The server-side state of an application refers to server-side data that can be shared by all clients, or that can be specific to a limited scope, such as:

  • the site,
  • a session,
  • a group of sessions (for example all sessions of the same user),
  • a client-side process (when programming an Eliom app), or
  • the current request.

For a given scope, server-side state consists of:

  • services registered with this specific scope, and
  • data encapsulated within an Eliom reference created with this specific scope.
  • Bus, channels, etc. (actually implemented using services and Eliom references)

States disappear either when the associated scope is explicitely discarded, or after a timeout.

Scope and cookies

From a technical point of view, sessions and groups of sessions are implemented automatically within Eliom by asking the browser to send a session identifier in a cookie.
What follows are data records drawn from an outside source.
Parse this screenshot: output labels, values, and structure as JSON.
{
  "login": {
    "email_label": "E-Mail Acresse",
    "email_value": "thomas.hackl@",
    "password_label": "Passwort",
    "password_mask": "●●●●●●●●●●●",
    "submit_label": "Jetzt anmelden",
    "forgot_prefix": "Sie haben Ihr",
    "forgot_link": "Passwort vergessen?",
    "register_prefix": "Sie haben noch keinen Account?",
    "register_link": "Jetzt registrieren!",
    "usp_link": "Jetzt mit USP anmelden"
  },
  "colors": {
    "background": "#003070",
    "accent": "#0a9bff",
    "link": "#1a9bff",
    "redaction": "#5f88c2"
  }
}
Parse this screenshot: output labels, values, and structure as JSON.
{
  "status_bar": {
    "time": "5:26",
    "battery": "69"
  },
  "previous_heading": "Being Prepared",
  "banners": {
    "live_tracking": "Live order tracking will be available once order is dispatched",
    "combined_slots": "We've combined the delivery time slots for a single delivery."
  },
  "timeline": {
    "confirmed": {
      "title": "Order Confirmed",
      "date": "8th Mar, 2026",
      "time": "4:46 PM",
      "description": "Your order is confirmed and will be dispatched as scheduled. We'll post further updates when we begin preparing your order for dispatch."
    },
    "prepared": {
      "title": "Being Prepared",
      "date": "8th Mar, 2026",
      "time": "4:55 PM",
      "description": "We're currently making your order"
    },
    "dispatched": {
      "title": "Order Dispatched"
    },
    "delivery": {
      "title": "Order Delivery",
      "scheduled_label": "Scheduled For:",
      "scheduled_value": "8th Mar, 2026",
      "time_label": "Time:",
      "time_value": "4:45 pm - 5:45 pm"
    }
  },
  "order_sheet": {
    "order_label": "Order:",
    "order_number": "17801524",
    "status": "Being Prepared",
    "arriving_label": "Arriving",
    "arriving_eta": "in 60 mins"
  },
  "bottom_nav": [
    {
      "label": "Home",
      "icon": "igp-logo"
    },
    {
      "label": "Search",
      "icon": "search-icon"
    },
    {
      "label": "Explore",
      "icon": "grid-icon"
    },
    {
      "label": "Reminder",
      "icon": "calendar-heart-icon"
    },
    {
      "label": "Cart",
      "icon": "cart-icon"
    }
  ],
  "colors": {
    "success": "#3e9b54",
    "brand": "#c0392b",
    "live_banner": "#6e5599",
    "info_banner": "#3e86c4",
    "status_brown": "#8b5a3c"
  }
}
Client-side processes also send an identifier with each request, using a kind of "client-side process-cookie".

It is possible to create different scopes of the same level if you want several states for the same application (advanced use). Each scope uses its own cookies, and you can discard data for a single scope.

Secure cookies

States can be secure or not. Secure means that the state data or service will be associated to a secure cookie, that is a cookie that is sent by the browser only if the protocol is HTTPS. Use secure states to access confidential data, that you do not want to send through HTTP.

Three kind of states

In the current implementation, because of a limitation in OCaml's serialization mechanism, there are three kinds of states (for each scope):

  • volatile data states,
  • volatile service states,
  • persistent data states.

Volatile states will not survive after relaunching the server. There is no persistent service state. Be very careful if you use both persistent state data and service state, as your session may become inconsistent. (Use service states only for volatile services, like coservices with timeouts.)

We hope to simplify this when OCaml's serialization mechanism evolves. In the meantime, be very careful where you store your data. To avoid shutting down the server, note that it is possible to ask the server to dynamically load new versions of your site (see command reload ).

Scopes, cookies and sessions

Basics

Eliom uses a notion of scopes to restrict the visibility of server-side data to a set of clients. Together with Eliom references, this is a very convenient way to implement a session mechanism for your Web site.

There are two categories of scopes:

Within the user scopes, Eliom distinguishes three scopes that differ with respect to how Eliom associates clients and data.

User scopes are organised in a hierarchy: client processes belong to a session, and sessions belong to a group of sessions.

Data and dynamic services with a user scope can be discarded explicitely or via a timeout. See sections Closing session and Timeouts and session duration for more information.

If you want to handle multiple sessions for the same site —~ e.g. several different data sessions that could be created and discarded independently — you can create new users scopes that will use different cookies. See section Hierarchies of scopes for more information.

Creating sessions and scopes

Automatic session creation

Eliom automatically creates a session — and sets the corresponding cookie on the client — when you first modify an Eliom reference of scope session, when you register a service with this scope or when you enter a session group.

By default, Eliom is using three cookies for sessions (and session groups):

  • one for session services,
  • one for volatile session data,
  • one for persistent session data.

For client side processes, it uses the same three kinds of client side process cookies.

Hierarchies of scopes and multiple sessions (advanced use)

If you want to handle multiple sessions for the same site that can be created and discarded independently, you can create a new hierarchy of users scope that will use different cookies, with the function Eliom_common.​create_scope_hierarchy.